A bride is standing at the door to step into the chapel to be married, and she says to her mother “Oh, Mom! This is so wonderful! I’m at the end of all my troubles!” Her mother says “Yes, dear, but not at the end you think.”
Something I have been concerned about in the massive upswell of support for the candidacy of President-elect Obama, it has been that the expectations for what he will do have been set quite high. His repeated slogans have been about change, and about “Yes, we can,” and it has been less than clear to me that his supporters have understood how much of the work of making that change falls to them to accomplish. I have seen a number of people saying “Yes, we did,” which sounds a lot like they think the election of Sen. Obama is the accomplishment.
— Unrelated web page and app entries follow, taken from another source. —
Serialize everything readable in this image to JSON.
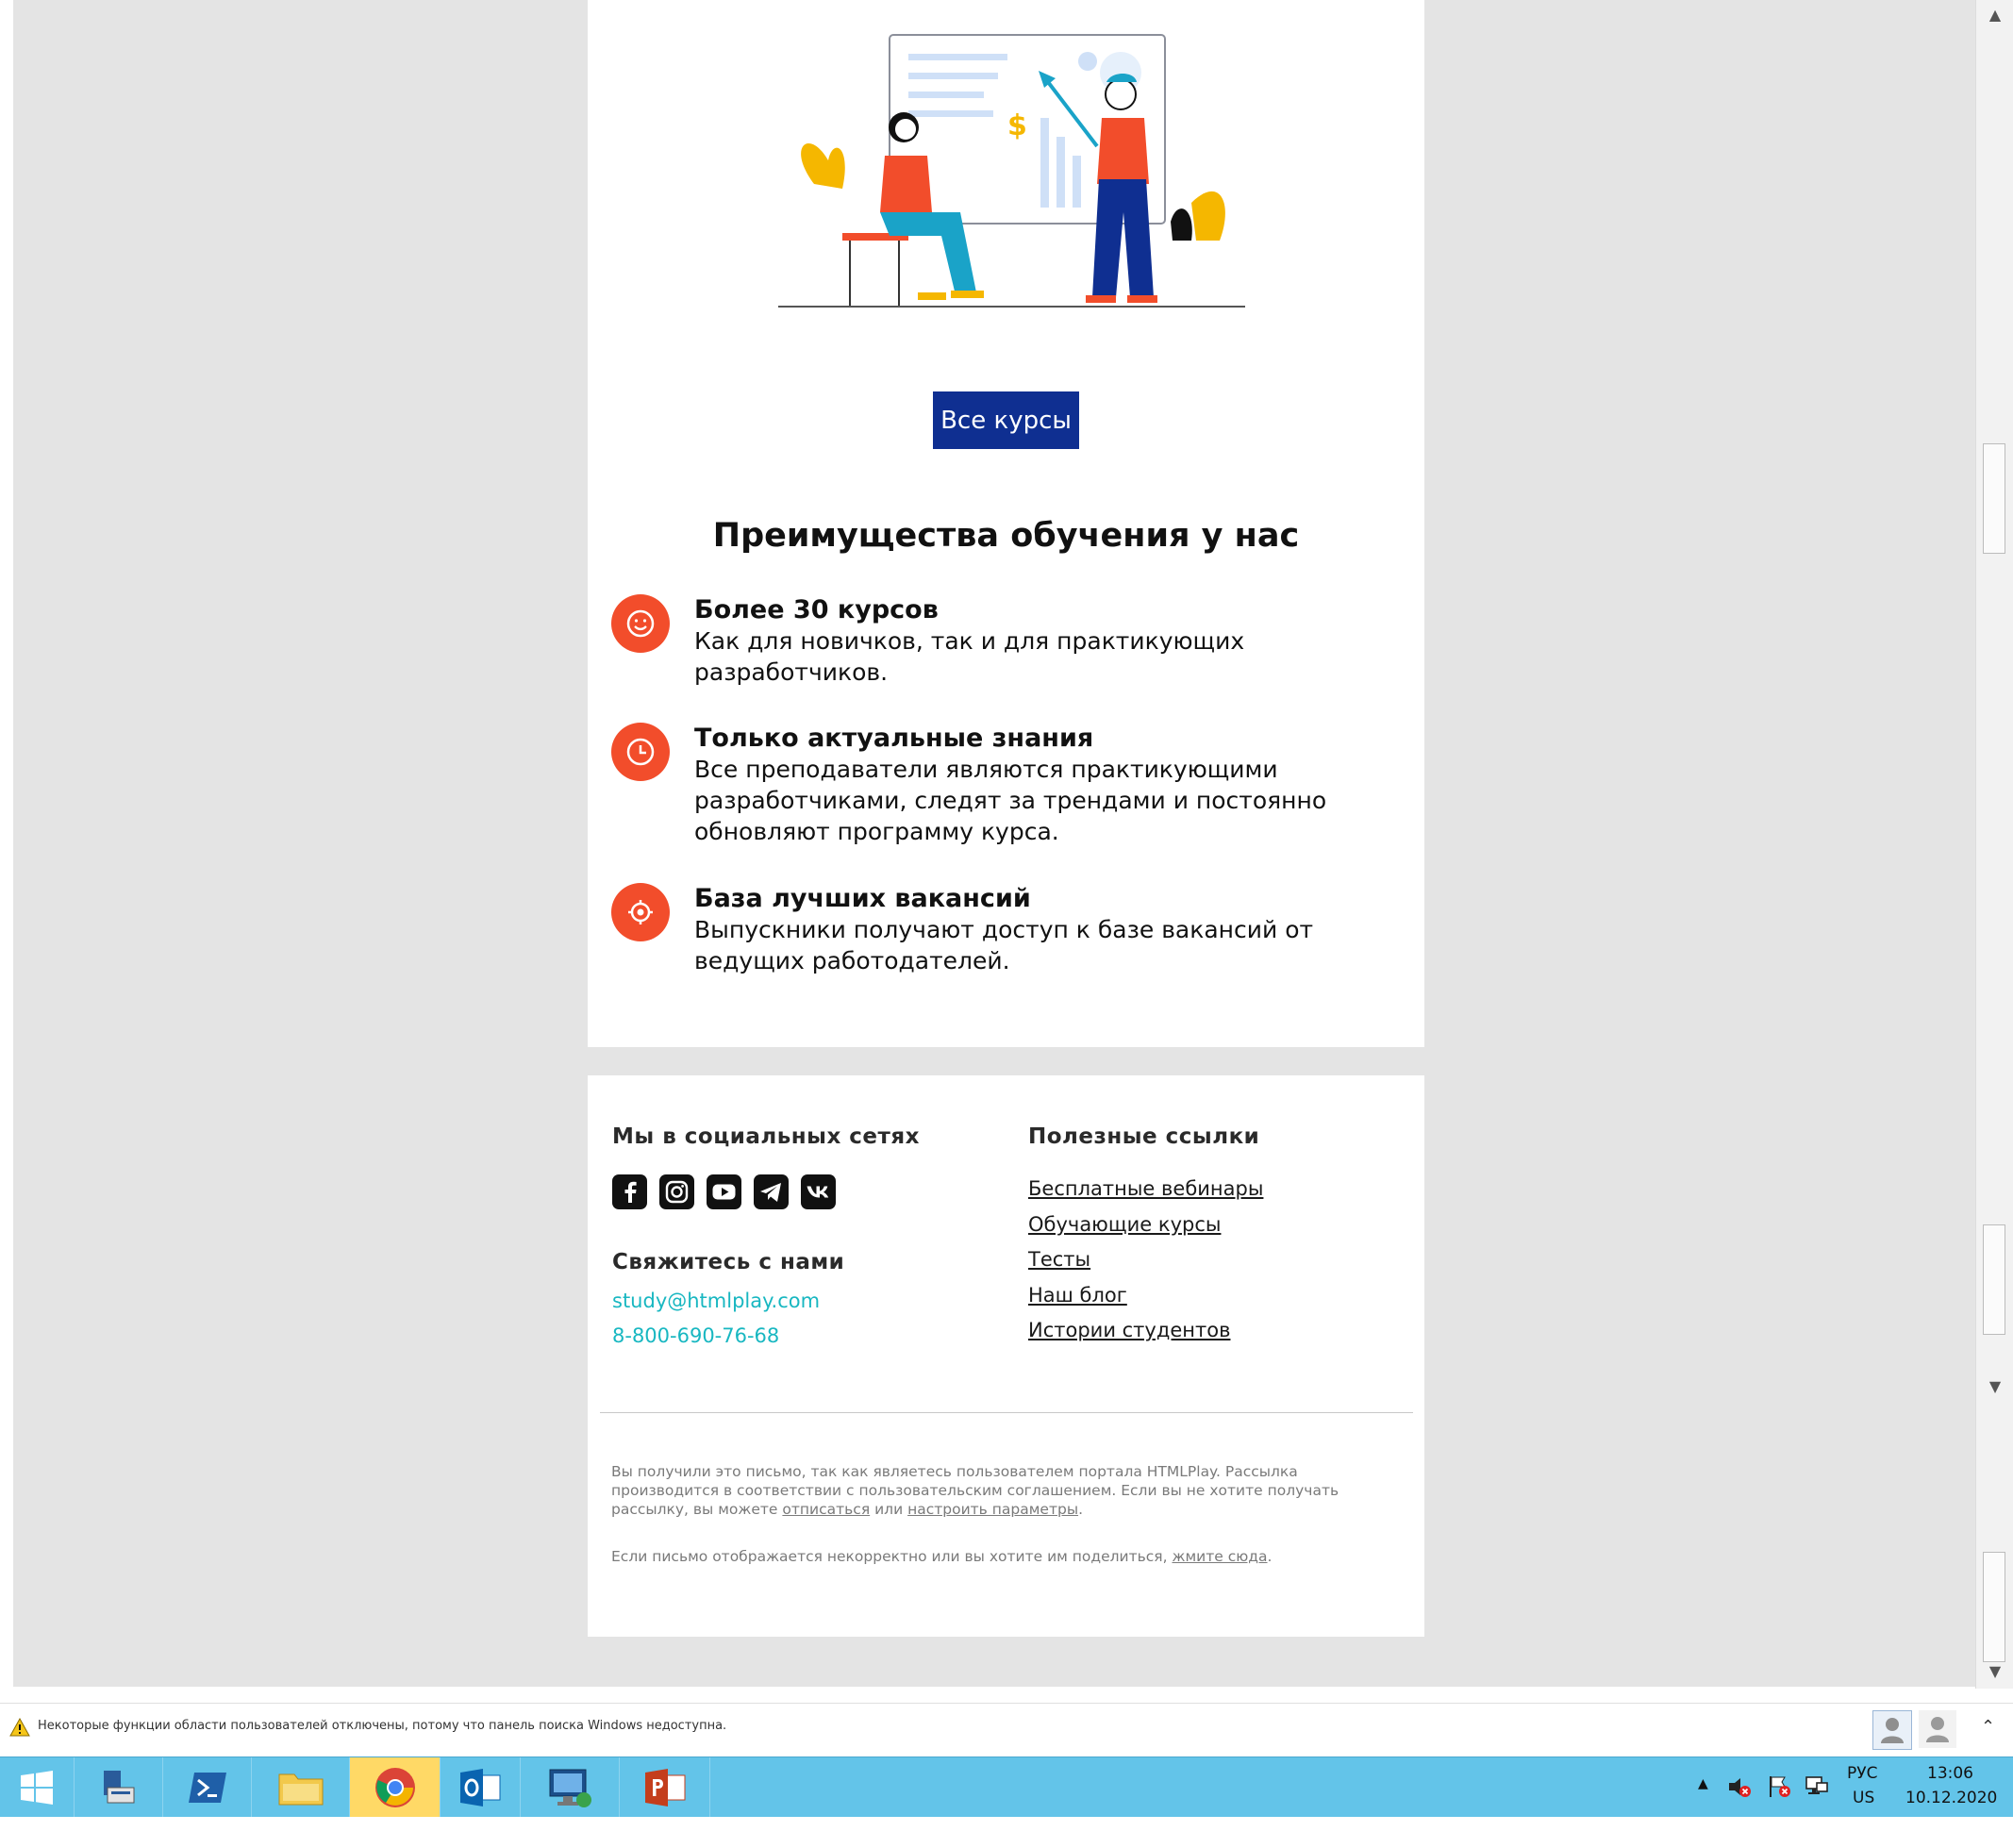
{
  "email": {
    "cta_button": "Все курсы",
    "advantages_title": "Преимущества обучения у нас",
    "advantages": [
      {
        "title": "Более 30 курсов",
        "text": "Как для новичков, так и для практикующих разработчиков.",
        "icon": "smile-icon"
      },
      {
        "title": "Только актуальные знания",
        "text": "Все преподаватели являются практикующими разработчиками, следят за трендами и постоянно обновляют программу курса.",
        "icon": "clock-icon"
      },
      {
        "title": "База лучших вакансий",
        "text": "Выпускники получают доступ к базе вакансий от ведущих работодателей.",
        "icon": "target-icon"
      }
    ],
    "footer": {
      "social_heading": "Мы в социальных сетях",
      "social_icons": [
        "facebook-icon",
        "instagram-icon",
        "youtube-icon",
        "telegram-icon",
        "vk-icon"
      ],
      "contact_heading": "Свяжитесь с нами",
      "email": "study@htmlplay.com",
      "phone": "8-800-690-76-68",
      "links_heading": "Полезные ссылки",
      "links": [
        "Бесплатные вебинары",
        "Обучающие курсы",
        "Тесты",
        "Наш блог",
        "Истории студентов"
      ],
      "fine_1a": "Вы получили это письмо, так как являетесь пользователем портала HTMLPlay. Рассылка производится в соответствии с пользовательским соглашением. Если вы не хотите получать рассылку, вы можете ",
      "unsubscribe": "отписаться",
      "fine_1b": " или ",
      "settings": "настроить параметры",
      "fine_1c": ".",
      "fine_2a": "Если письмо отображается некорректно или вы хотите им поделиться, ",
      "click_here": "жмите сюда",
      "fine_2b": "."
    }
  },
  "notification": {
    "text": "Некоторые функции области пользователей отключены, потому что панель поиска Windows недоступна."
  },
  "taskbar": {
    "apps": [
      "windows-start",
      "server-manager",
      "powershell",
      "file-explorer",
      "chrome",
      "outlook",
      "remote-desktop",
      "powerpoint"
    ],
    "active_app": "chrome",
    "language": "РУС",
    "layout": "US",
    "time": "13:06",
    "date": "10.12.2020"
  },
  "colors": {
    "brand_blue": "#0f2f91",
    "accent_red": "#f24d2b",
    "link_teal": "#18b7c1",
    "taskbar": "#63c4e9"
  }
}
Sen. Obama disagrees with this notion in his victory speech. Quoting from it:
This victory alone is not the change we seek. It is only the chance for us to make that change. And that cannot happen if we go back to the way things were.
It can’t happen without you, without a new spirit of service, a new spirit of sacrifice.
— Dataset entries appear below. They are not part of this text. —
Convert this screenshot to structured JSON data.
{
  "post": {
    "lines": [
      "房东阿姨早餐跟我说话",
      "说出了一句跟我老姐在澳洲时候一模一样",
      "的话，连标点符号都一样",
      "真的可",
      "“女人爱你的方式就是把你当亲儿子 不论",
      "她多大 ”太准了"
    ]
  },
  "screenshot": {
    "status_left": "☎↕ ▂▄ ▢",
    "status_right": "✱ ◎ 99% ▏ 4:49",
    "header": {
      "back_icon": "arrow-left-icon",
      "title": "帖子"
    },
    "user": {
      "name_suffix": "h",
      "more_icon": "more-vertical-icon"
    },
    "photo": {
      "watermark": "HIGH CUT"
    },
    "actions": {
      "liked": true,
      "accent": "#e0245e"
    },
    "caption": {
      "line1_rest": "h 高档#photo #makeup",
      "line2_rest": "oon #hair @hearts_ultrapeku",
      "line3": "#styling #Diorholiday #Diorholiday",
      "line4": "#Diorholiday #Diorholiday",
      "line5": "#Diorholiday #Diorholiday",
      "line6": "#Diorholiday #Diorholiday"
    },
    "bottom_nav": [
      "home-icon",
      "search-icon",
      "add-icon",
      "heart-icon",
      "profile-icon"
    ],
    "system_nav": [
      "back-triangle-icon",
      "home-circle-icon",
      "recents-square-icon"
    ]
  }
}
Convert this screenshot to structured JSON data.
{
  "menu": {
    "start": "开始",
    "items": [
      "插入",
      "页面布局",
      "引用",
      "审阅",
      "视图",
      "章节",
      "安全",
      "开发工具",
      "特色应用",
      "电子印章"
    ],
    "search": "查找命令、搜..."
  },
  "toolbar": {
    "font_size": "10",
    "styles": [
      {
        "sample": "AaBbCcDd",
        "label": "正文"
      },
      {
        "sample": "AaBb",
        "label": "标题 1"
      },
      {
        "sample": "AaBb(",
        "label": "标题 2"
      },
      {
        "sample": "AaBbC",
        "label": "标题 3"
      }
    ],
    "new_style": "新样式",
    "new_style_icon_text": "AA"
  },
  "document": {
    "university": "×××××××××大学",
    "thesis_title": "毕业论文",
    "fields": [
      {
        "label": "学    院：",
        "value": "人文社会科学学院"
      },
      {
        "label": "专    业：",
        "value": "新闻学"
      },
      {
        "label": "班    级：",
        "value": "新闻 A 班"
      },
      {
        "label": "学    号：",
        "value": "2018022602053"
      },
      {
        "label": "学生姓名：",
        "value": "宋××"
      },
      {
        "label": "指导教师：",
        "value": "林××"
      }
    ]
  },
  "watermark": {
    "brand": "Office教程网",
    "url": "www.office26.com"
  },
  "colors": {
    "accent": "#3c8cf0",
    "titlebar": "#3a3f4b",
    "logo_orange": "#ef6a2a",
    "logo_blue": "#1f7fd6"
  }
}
So let us summon a new spirit of patriotism, of responsibility, where each of us resolves to pitch in and work harder and look after not only ourselves but each other.
This is the beginning of the Obama change. His claims and promises have been very ambitious, and will require an immense amount of work over a long period of time from a very large number of people to even make them likely, to say nothing of actually making them happen. The work of electing a presidential candidate is a small fraction of what the new challenge demands.
So if you think your work to support Pres. Obama’s change is at its end, I can assure you that it is.
But not the end you think. The real work hasn’t even begun yet.